● **Your goal**: Your answer should be every line of the entries that has the string "background" in it.

● **Provided data**:
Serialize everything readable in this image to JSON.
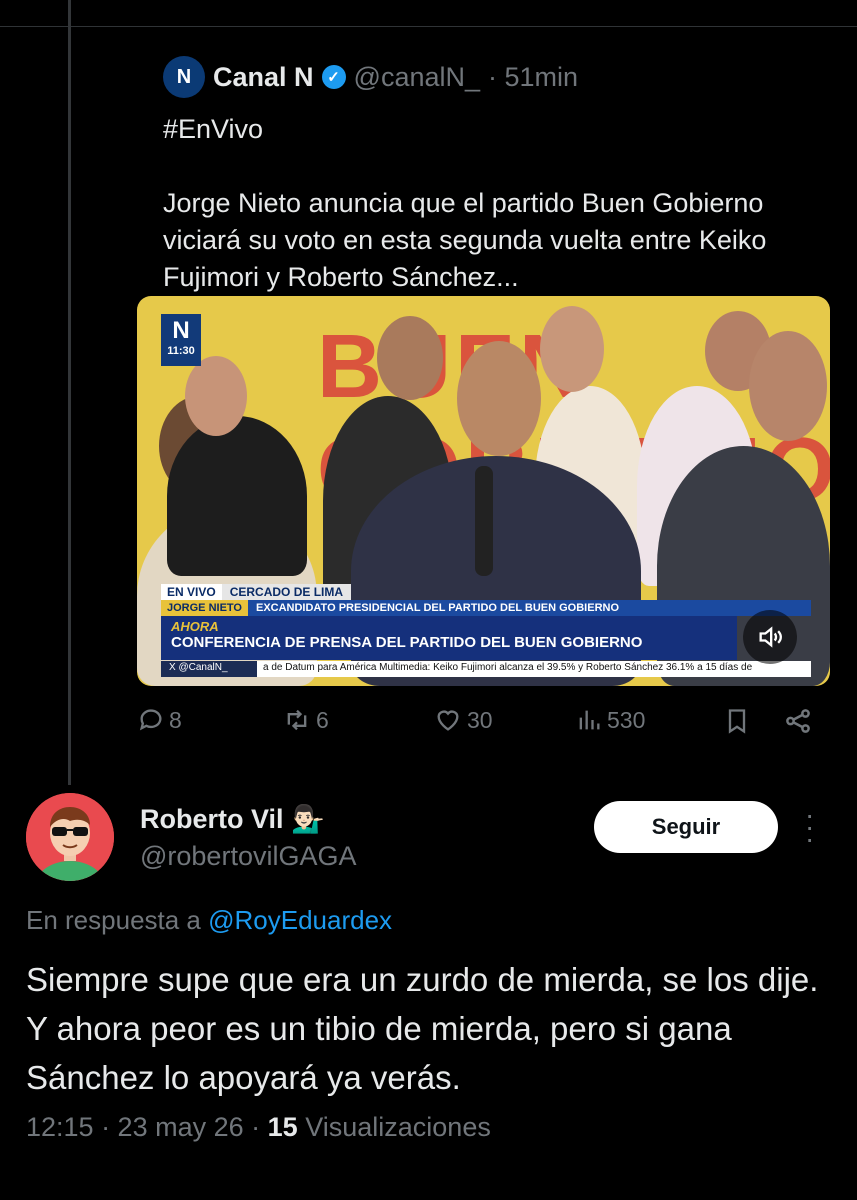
{
  "quoted_tweet": {
    "logo_text": "N",
    "name": "Canal N",
    "handle": "@canalN_",
    "time": "· 51min",
    "text": "#EnVivo\n\nJorge Nieto anuncia que el partido Buen Gobierno viciará su voto en esta segunda vuelta entre Keiko Fujimori y Roberto Sánchez...",
    "media": {
      "logo_letter": "N",
      "time": "11:30",
      "live_tag": "EN VIVO",
      "location": "CERCADO DE LIMA",
      "person": "JORGE NIETO",
      "role": "EXCANDIDATO PRESIDENCIAL DEL PARTIDO DEL BUEN GOBIERNO",
      "now_label": "AHORA",
      "headline": "CONFERENCIA DE PRENSA DEL PARTIDO DEL BUEN GOBIERNO",
      "x_handle": "X @CanalN_",
      "ticker": "a de Datum para América Multimedia: Keiko Fujimori alcanza el 39.5% y Roberto Sánchez 36.1% a 15 días de"
    }
  },
  "actions": {
    "replies": "8",
    "reposts": "6",
    "likes": "30",
    "views": "530"
  },
  "reply": {
    "name": "Roberto Vil 💁🏻‍♂️",
    "handle": "@robertovilGAGA",
    "follow_label": "Seguir",
    "reply_prefix": "En respuesta a",
    "reply_to": "@RoyEduardex",
    "text": "Siempre supe que era un zurdo de mierda, se los dije. Y ahora peor es un tibio de mierda, pero si gana Sánchez lo apoyará ya verás.",
    "time": "12:15 · 23 may 26 ·",
    "views_count": "15",
    "views_label": "Visualizaciones"
  },
  "colors": {
    "accent": "#1d9bf0",
    "muted": "#71767b",
    "text": "#e7e9ea",
    "background": "#000000"
  }
}
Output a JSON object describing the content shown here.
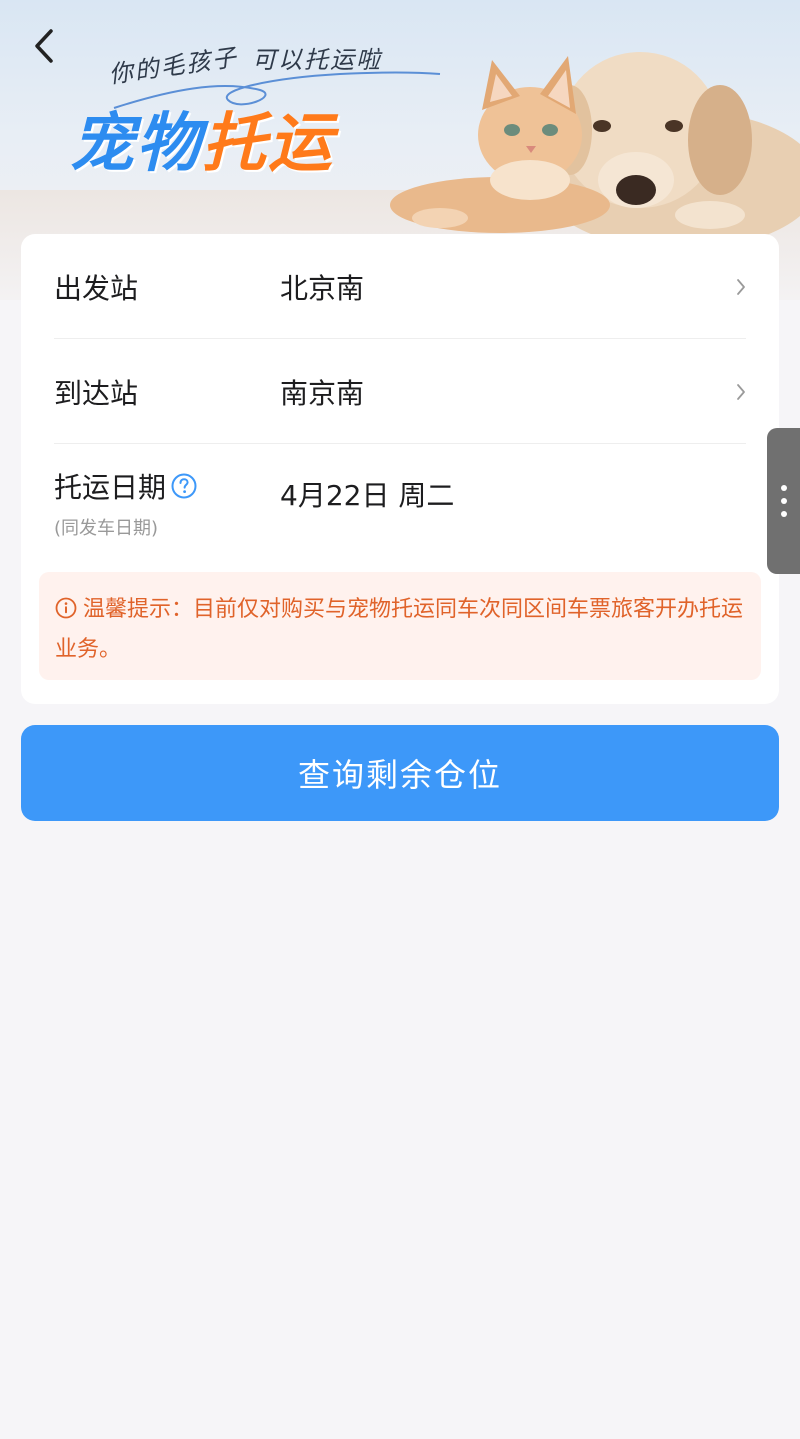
{
  "banner": {
    "script_line1": "你的毛孩子",
    "script_line2": "可以托运啦",
    "title_part1": "宠物",
    "title_part2": "托运"
  },
  "form": {
    "departure": {
      "label": "出发站",
      "value": "北京南"
    },
    "arrival": {
      "label": "到达站",
      "value": "南京南"
    },
    "date": {
      "label": "托运日期",
      "sublabel": "(同发车日期)",
      "value": "4月22日 周二"
    }
  },
  "notice": {
    "text": "温馨提示：目前仅对购买与宠物托运同车次同区间车票旅客开办托运业务。"
  },
  "submit": {
    "label": "查询剩余仓位"
  },
  "colors": {
    "accent": "#3d98f9",
    "title_blue": "#2d8cf0",
    "title_orange": "#ff7a1a",
    "notice_text": "#e0632a",
    "notice_bg": "#fff2ee",
    "background": "#f6f5f8"
  },
  "icons": {
    "back": "chevron-left-icon",
    "row_arrow": "chevron-right-icon",
    "help": "question-circle-icon",
    "notice": "info-circle-icon",
    "side_menu": "more-vertical-icon"
  }
}
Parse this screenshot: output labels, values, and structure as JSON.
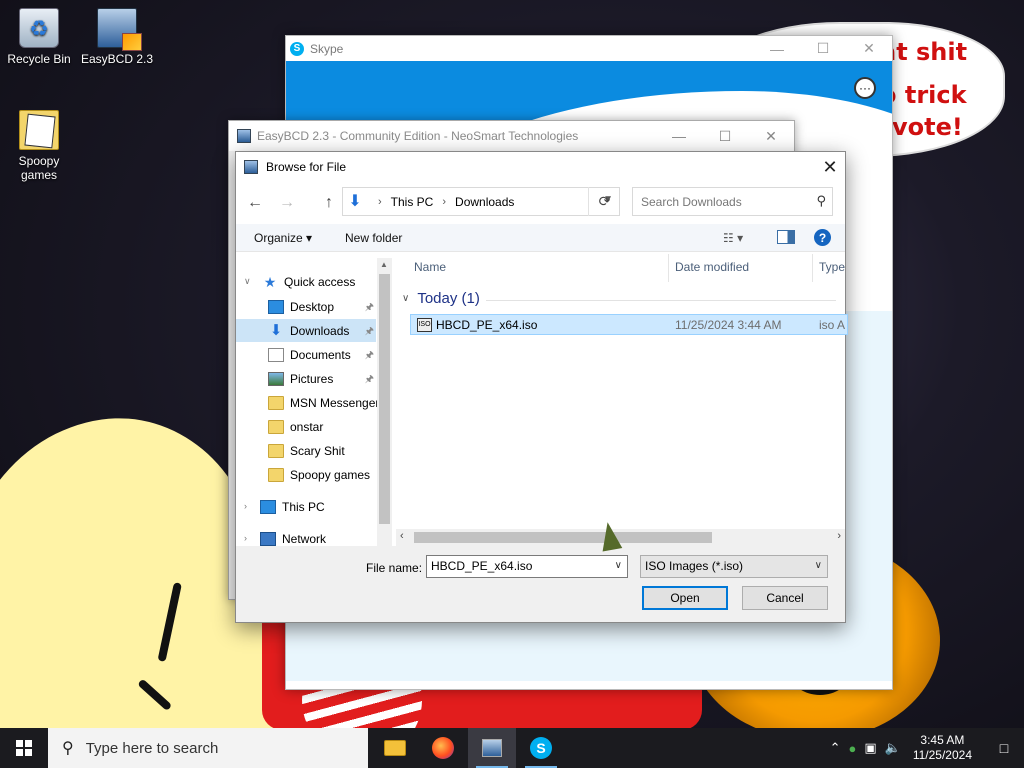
{
  "desktop": {
    "icons": [
      {
        "label": "Recycle Bin",
        "icon": "recycle-bin-icon"
      },
      {
        "label": "EasyBCD 2.3",
        "icon": "easybcd-icon"
      },
      {
        "label": "Spoopy games",
        "icon": "folder-icon"
      }
    ],
    "wallpaper_text": [
      "at shit",
      "o trick",
      "vote!"
    ]
  },
  "skype": {
    "title": "Skype",
    "more_glyph": "···"
  },
  "easybcd": {
    "title": "EasyBCD 2.3 - Community Edition - NeoSmart Technologies"
  },
  "dialog": {
    "title": "Browse for File",
    "address": {
      "segments": [
        "This PC",
        "Downloads"
      ]
    },
    "search_placeholder": "Search Downloads",
    "toolbar": {
      "organize": "Organize",
      "new_folder": "New folder"
    },
    "nav": {
      "quick_access": "Quick access",
      "items": [
        {
          "label": "Desktop",
          "icon": "desktop-icon",
          "pinned": true
        },
        {
          "label": "Downloads",
          "icon": "downloads-icon",
          "pinned": true,
          "selected": true
        },
        {
          "label": "Documents",
          "icon": "documents-icon",
          "pinned": true
        },
        {
          "label": "Pictures",
          "icon": "pictures-icon",
          "pinned": true
        },
        {
          "label": "MSN Messenger",
          "icon": "folder-icon"
        },
        {
          "label": "onstar",
          "icon": "folder-icon"
        },
        {
          "label": "Scary Shit",
          "icon": "folder-icon"
        },
        {
          "label": "Spoopy games",
          "icon": "folder-icon"
        }
      ],
      "this_pc": "This PC",
      "network": "Network"
    },
    "columns": {
      "name": "Name",
      "date": "Date modified",
      "type": "Type"
    },
    "group": "Today (1)",
    "files": [
      {
        "name": "HBCD_PE_x64.iso",
        "date": "11/25/2024 3:44 AM",
        "type": "iso A"
      }
    ],
    "file_name_label": "File name:",
    "file_name_value": "HBCD_PE_x64.iso",
    "file_type_value": "ISO Images (*.iso)",
    "open_label": "Open",
    "cancel_label": "Cancel"
  },
  "taskbar": {
    "search_placeholder": "Type here to search",
    "apps": [
      "file-explorer",
      "firefox",
      "easybcd",
      "skype"
    ],
    "active_app": "easybcd",
    "time": "3:45 AM",
    "date": "11/25/2024"
  },
  "colors": {
    "accent": "#0078d7",
    "selection": "#cce8ff",
    "taskbar": "#1b1b1f",
    "skype_blue": "#00aff0"
  }
}
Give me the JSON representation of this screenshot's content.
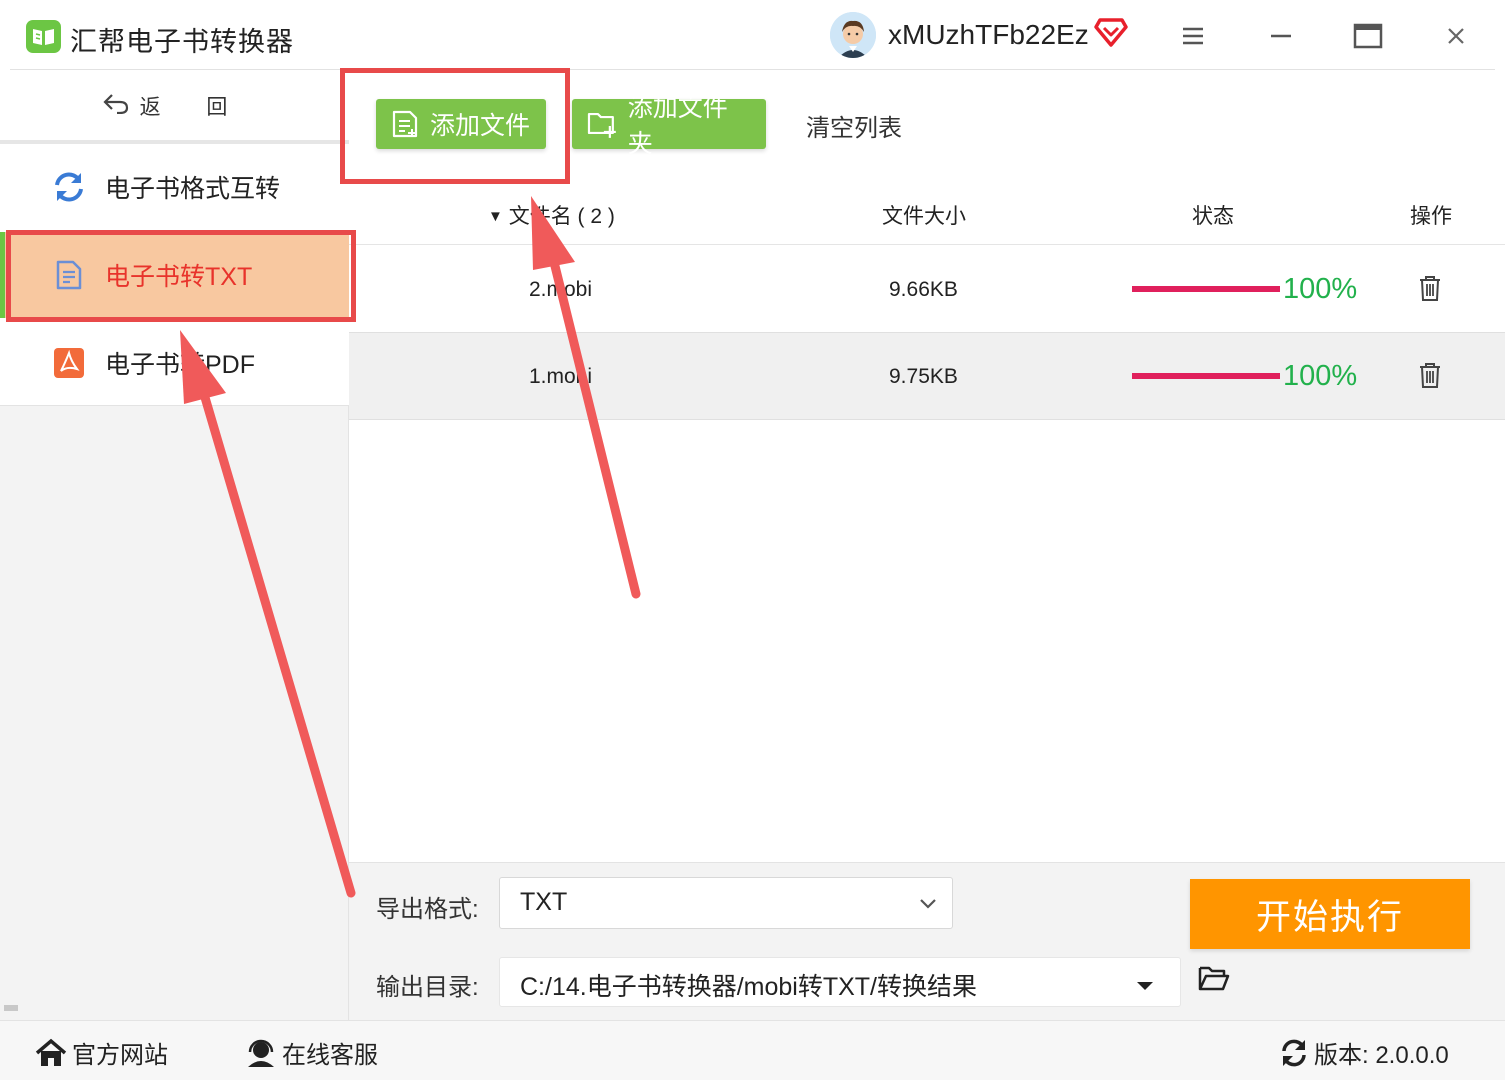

● **Exercise output**:
    "background": "#000000"
    "background": "#f6f5f8"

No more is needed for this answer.